**The task:** Your answer should be the full set of records, printed exactly as they stand.

**Data for analysis:**
*-*-*

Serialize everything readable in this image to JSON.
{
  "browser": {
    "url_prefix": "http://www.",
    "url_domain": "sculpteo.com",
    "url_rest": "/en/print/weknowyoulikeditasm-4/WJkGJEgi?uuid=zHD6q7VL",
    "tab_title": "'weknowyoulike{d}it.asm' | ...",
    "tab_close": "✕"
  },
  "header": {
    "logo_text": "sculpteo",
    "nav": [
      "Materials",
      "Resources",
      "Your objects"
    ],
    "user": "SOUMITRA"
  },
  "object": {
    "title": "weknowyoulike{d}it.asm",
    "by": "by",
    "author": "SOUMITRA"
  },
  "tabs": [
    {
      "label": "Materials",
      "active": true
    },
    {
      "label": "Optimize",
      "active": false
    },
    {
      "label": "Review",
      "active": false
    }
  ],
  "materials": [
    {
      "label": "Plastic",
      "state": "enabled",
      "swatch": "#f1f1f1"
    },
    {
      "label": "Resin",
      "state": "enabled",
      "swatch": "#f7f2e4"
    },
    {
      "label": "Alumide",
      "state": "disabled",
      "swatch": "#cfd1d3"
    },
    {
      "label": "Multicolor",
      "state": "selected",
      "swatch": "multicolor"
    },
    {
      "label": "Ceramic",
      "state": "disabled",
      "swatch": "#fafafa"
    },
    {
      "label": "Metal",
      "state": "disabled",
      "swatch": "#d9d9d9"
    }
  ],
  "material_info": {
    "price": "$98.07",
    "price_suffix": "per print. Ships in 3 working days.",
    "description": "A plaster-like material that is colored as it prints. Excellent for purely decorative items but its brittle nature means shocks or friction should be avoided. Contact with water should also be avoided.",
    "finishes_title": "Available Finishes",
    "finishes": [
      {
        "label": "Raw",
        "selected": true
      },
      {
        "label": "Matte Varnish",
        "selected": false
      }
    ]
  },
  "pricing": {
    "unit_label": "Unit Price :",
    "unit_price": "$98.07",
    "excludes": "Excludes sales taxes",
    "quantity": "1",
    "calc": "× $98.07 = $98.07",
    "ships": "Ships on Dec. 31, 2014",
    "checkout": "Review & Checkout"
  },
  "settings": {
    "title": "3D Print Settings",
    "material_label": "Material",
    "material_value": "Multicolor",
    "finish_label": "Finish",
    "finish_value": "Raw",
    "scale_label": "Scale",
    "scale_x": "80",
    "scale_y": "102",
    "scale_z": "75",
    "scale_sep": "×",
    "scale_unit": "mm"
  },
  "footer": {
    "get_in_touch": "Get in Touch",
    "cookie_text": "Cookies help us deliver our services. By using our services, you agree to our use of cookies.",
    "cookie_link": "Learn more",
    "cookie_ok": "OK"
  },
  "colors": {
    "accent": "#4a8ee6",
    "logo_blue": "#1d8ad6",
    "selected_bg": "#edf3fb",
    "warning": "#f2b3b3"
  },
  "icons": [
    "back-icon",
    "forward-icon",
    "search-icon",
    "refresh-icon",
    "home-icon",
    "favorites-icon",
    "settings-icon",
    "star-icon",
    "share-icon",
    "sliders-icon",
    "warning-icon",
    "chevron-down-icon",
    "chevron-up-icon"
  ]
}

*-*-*

**Exercise solution:**
Serialize everything readable in this image to JSON.
{
  "browser": {
    "url_prefix": "http://www.",
    "url_domain": "sculpteo.com",
    "url_rest": "/en/print/weknowyoulikeditasm-4/WJkGJEgi?uuid=zHD6q7VL",
    "tab_title": "'weknowyoulike{d}it.asm' | ...",
    "tab_close": "✕"
  },
  "header": {
    "logo_text": "sculpteo",
    "nav": [
      "Materials",
      "Resources",
      "Your objects"
    ],
    "user": "SOUMITRA"
  },
  "object": {
    "title": "weknowyoulike{d}it.asm",
    "by": "by",
    "author": "SOUMITRA"
  },
  "tabs": [
    {
      "label": "Materials",
      "active": true
    },
    {
      "label": "Optimize",
      "active": false
    },
    {
      "label": "Review",
      "active": false
    }
  ],
  "materials": [
    {
      "label": "Plastic",
      "state": "enabled",
      "swatch": "#f1f1f1"
    },
    {
      "label": "Resin",
      "state": "enabled",
      "swatch": "#f7f2e4"
    },
    {
      "label": "Alumide",
      "state": "disabled",
      "swatch": "#cfd1d3"
    },
    {
      "label": "Multicolor",
      "state": "selected",
      "swatch": "multicolor"
    },
    {
      "label": "Ceramic",
      "state": "disabled",
      "swatch": "#fafafa"
    },
    {
      "label": "Metal",
      "state": "disabled",
      "swatch": "#d9d9d9"
    }
  ],
  "material_info": {
    "price": "$98.07",
    "price_suffix": "per print. Ships in 3 working days.",
    "description": "A plaster-like material that is colored as it prints. Excellent for purely decorative items but its brittle nature means shocks or friction should be avoided. Contact with water should also be avoided.",
    "finishes_title": "Available Finishes",
    "finishes": [
      {
        "label": "Raw",
        "selected": true
      },
      {
        "label": "Matte Varnish",
        "selected": false
      }
    ]
  },
  "pricing": {
    "unit_label": "Unit Price :",
    "unit_price": "$98.07",
    "excludes": "Excludes sales taxes",
    "quantity": "1",
    "calc": "× $98.07 = $98.07",
    "ships": "Ships on Dec. 31, 2014",
    "checkout": "Review & Checkout"
  },
  "settings": {
    "title": "3D Print Settings",
    "material_label": "Material",
    "material_value": "Multicolor",
    "finish_label": "Finish",
    "finish_value": "Raw",
    "scale_label": "Scale",
    "scale_x": "80",
    "scale_y": "102",
    "scale_z": "75",
    "scale_sep": "×",
    "scale_unit": "mm"
  },
  "footer": {
    "get_in_touch": "Get in Touch",
    "cookie_text": "Cookies help us deliver our services. By using our services, you agree to our use of cookies.",
    "cookie_link": "Learn more",
    "cookie_ok": "OK"
  },
  "colors": {
    "accent": "#4a8ee6",
    "logo_blue": "#1d8ad6",
    "selected_bg": "#edf3fb",
    "warning": "#f2b3b3"
  },
  "icons": [
    "back-icon",
    "forward-icon",
    "search-icon",
    "refresh-icon",
    "home-icon",
    "favorites-icon",
    "settings-icon",
    "star-icon",
    "share-icon",
    "sliders-icon",
    "warning-icon",
    "chevron-down-icon",
    "chevron-up-icon"
  ]
}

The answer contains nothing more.